| ABOUT THIS EXERCISE |
Copy all entries without alteration and skip the pictures they hold.

| INFORMATION GIVEN |
*****

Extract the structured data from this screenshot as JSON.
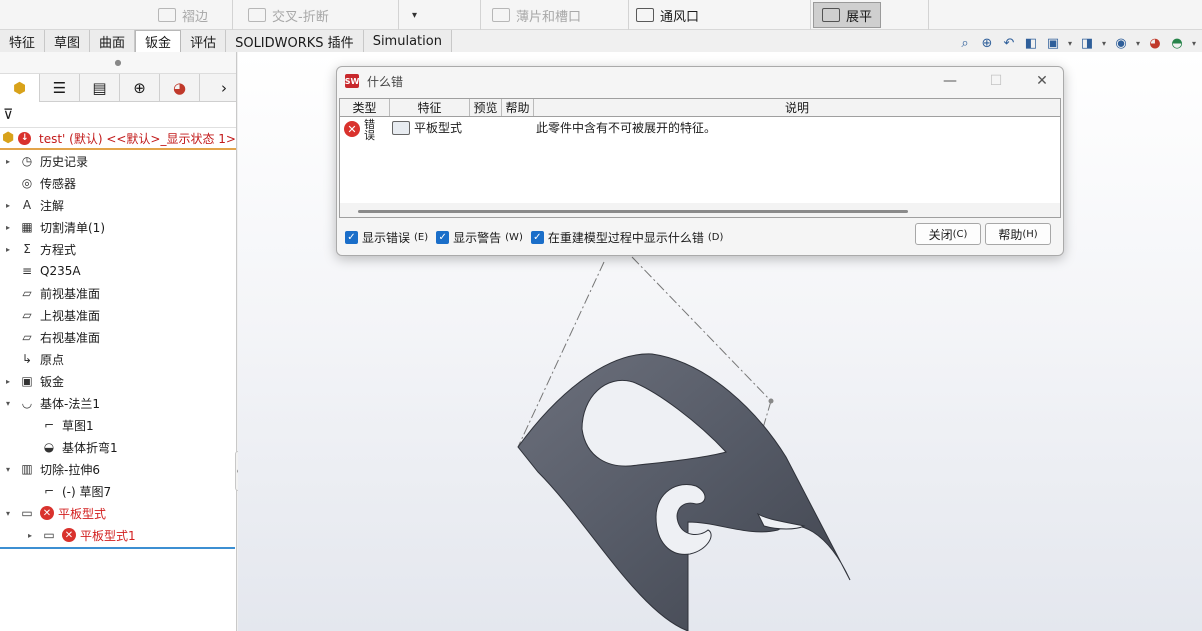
{
  "ribbon": {
    "items": [
      {
        "label": "褶边",
        "disabled": true
      },
      {
        "label": "交叉-折断",
        "disabled": true
      },
      {
        "label": "薄片和槽口",
        "disabled": true
      },
      {
        "label": "通风口",
        "disabled": false
      },
      {
        "label": "展平",
        "disabled": false,
        "active": true
      }
    ]
  },
  "tabs": [
    "特征",
    "草图",
    "曲面",
    "钣金",
    "评估",
    "SOLIDWORKS 插件",
    "Simulation"
  ],
  "active_tab": "钣金",
  "view_tools": [
    "zoom-to-fit-icon",
    "zoom-to-area-icon",
    "previous-view-icon",
    "section-view-icon",
    "view-orientation-icon",
    "display-style-icon",
    "hide-show-icon",
    "appearance-icon",
    "scene-icon"
  ],
  "panel": {
    "tabs": [
      "featuremanager-icon",
      "propertymanager-icon",
      "configurationmanager-icon",
      "dimxpert-icon",
      "display-manager-icon"
    ],
    "root": "test' (默认) <<默认>_显示状态 1>",
    "tree": [
      {
        "label": "历史记录",
        "expand": true,
        "indent": 0,
        "icon": "history-icon"
      },
      {
        "label": "传感器",
        "expand": false,
        "indent": 0,
        "icon": "sensor-icon"
      },
      {
        "label": "注解",
        "expand": true,
        "indent": 0,
        "icon": "annotation-icon"
      },
      {
        "label": "切割清单(1)",
        "expand": true,
        "indent": 0,
        "icon": "cut-list-icon"
      },
      {
        "label": "方程式",
        "expand": true,
        "indent": 0,
        "icon": "equation-icon"
      },
      {
        "label": "Q235A",
        "expand": false,
        "indent": 0,
        "icon": "material-icon"
      },
      {
        "label": "前视基准面",
        "expand": false,
        "indent": 0,
        "icon": "plane-icon"
      },
      {
        "label": "上视基准面",
        "expand": false,
        "indent": 0,
        "icon": "plane-icon"
      },
      {
        "label": "右视基准面",
        "expand": false,
        "indent": 0,
        "icon": "plane-icon"
      },
      {
        "label": "原点",
        "expand": false,
        "indent": 0,
        "icon": "origin-icon"
      },
      {
        "label": "钣金",
        "expand": true,
        "indent": 0,
        "icon": "sheet-metal-icon"
      },
      {
        "label": "基体-法兰1",
        "expand": true,
        "open": true,
        "indent": 0,
        "icon": "base-flange-icon"
      },
      {
        "label": "草图1",
        "expand": false,
        "indent": 1,
        "icon": "sketch-icon"
      },
      {
        "label": "基体折弯1",
        "expand": false,
        "indent": 1,
        "icon": "bend-icon"
      },
      {
        "label": "切除-拉伸6",
        "expand": true,
        "open": true,
        "indent": 0,
        "icon": "extruded-cut-icon"
      },
      {
        "label": "(-) 草图7",
        "expand": false,
        "indent": 1,
        "icon": "sketch-icon"
      },
      {
        "label": "平板型式",
        "expand": true,
        "open": true,
        "indent": 0,
        "icon": "flat-pattern-icon",
        "error": true
      },
      {
        "label": "平板型式1",
        "expand": true,
        "indent": 1,
        "icon": "flat-pattern-icon",
        "error": true
      }
    ]
  },
  "dialog": {
    "title": "什么错",
    "columns": {
      "type": "类型",
      "feature": "特征",
      "preview": "预览",
      "help": "帮助",
      "description": "说明"
    },
    "rows": [
      {
        "type": "错误",
        "feature": "平板型式",
        "description": "此零件中含有不可被展开的特征。"
      }
    ],
    "options": [
      {
        "label": "显示错误",
        "accel": "(E)",
        "checked": true
      },
      {
        "label": "显示警告",
        "accel": "(W)",
        "checked": true
      },
      {
        "label": "在重建模型过程中显示什么错",
        "accel": "(D)",
        "checked": true
      }
    ],
    "buttons": {
      "close": "关闭",
      "close_accel": "(C)",
      "help": "帮助",
      "help_accel": "(H)"
    }
  },
  "colors": {
    "error": "#d9322d",
    "accent": "#1a6ec9",
    "part": "#5b5f6b"
  }
}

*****

| SOLUTION TO THE PROBLEM |
Extract the structured data from this screenshot as JSON.
{
  "ribbon": {
    "items": [
      {
        "label": "褶边",
        "disabled": true
      },
      {
        "label": "交叉-折断",
        "disabled": true
      },
      {
        "label": "薄片和槽口",
        "disabled": true
      },
      {
        "label": "通风口",
        "disabled": false
      },
      {
        "label": "展平",
        "disabled": false,
        "active": true
      }
    ]
  },
  "tabs": [
    "特征",
    "草图",
    "曲面",
    "钣金",
    "评估",
    "SOLIDWORKS 插件",
    "Simulation"
  ],
  "active_tab": "钣金",
  "view_tools": [
    "zoom-to-fit-icon",
    "zoom-to-area-icon",
    "previous-view-icon",
    "section-view-icon",
    "view-orientation-icon",
    "display-style-icon",
    "hide-show-icon",
    "appearance-icon",
    "scene-icon"
  ],
  "panel": {
    "tabs": [
      "featuremanager-icon",
      "propertymanager-icon",
      "configurationmanager-icon",
      "dimxpert-icon",
      "display-manager-icon"
    ],
    "root": "test' (默认) <<默认>_显示状态 1>",
    "tree": [
      {
        "label": "历史记录",
        "expand": true,
        "indent": 0,
        "icon": "history-icon"
      },
      {
        "label": "传感器",
        "expand": false,
        "indent": 0,
        "icon": "sensor-icon"
      },
      {
        "label": "注解",
        "expand": true,
        "indent": 0,
        "icon": "annotation-icon"
      },
      {
        "label": "切割清单(1)",
        "expand": true,
        "indent": 0,
        "icon": "cut-list-icon"
      },
      {
        "label": "方程式",
        "expand": true,
        "indent": 0,
        "icon": "equation-icon"
      },
      {
        "label": "Q235A",
        "expand": false,
        "indent": 0,
        "icon": "material-icon"
      },
      {
        "label": "前视基准面",
        "expand": false,
        "indent": 0,
        "icon": "plane-icon"
      },
      {
        "label": "上视基准面",
        "expand": false,
        "indent": 0,
        "icon": "plane-icon"
      },
      {
        "label": "右视基准面",
        "expand": false,
        "indent": 0,
        "icon": "plane-icon"
      },
      {
        "label": "原点",
        "expand": false,
        "indent": 0,
        "icon": "origin-icon"
      },
      {
        "label": "钣金",
        "expand": true,
        "indent": 0,
        "icon": "sheet-metal-icon"
      },
      {
        "label": "基体-法兰1",
        "expand": true,
        "open": true,
        "indent": 0,
        "icon": "base-flange-icon"
      },
      {
        "label": "草图1",
        "expand": false,
        "indent": 1,
        "icon": "sketch-icon"
      },
      {
        "label": "基体折弯1",
        "expand": false,
        "indent": 1,
        "icon": "bend-icon"
      },
      {
        "label": "切除-拉伸6",
        "expand": true,
        "open": true,
        "indent": 0,
        "icon": "extruded-cut-icon"
      },
      {
        "label": "(-) 草图7",
        "expand": false,
        "indent": 1,
        "icon": "sketch-icon"
      },
      {
        "label": "平板型式",
        "expand": true,
        "open": true,
        "indent": 0,
        "icon": "flat-pattern-icon",
        "error": true
      },
      {
        "label": "平板型式1",
        "expand": true,
        "indent": 1,
        "icon": "flat-pattern-icon",
        "error": true
      }
    ]
  },
  "dialog": {
    "title": "什么错",
    "columns": {
      "type": "类型",
      "feature": "特征",
      "preview": "预览",
      "help": "帮助",
      "description": "说明"
    },
    "rows": [
      {
        "type": "错误",
        "feature": "平板型式",
        "description": "此零件中含有不可被展开的特征。"
      }
    ],
    "options": [
      {
        "label": "显示错误",
        "accel": "(E)",
        "checked": true
      },
      {
        "label": "显示警告",
        "accel": "(W)",
        "checked": true
      },
      {
        "label": "在重建模型过程中显示什么错",
        "accel": "(D)",
        "checked": true
      }
    ],
    "buttons": {
      "close": "关闭",
      "close_accel": "(C)",
      "help": "帮助",
      "help_accel": "(H)"
    }
  },
  "colors": {
    "error": "#d9322d",
    "accent": "#1a6ec9",
    "part": "#5b5f6b"
  }
}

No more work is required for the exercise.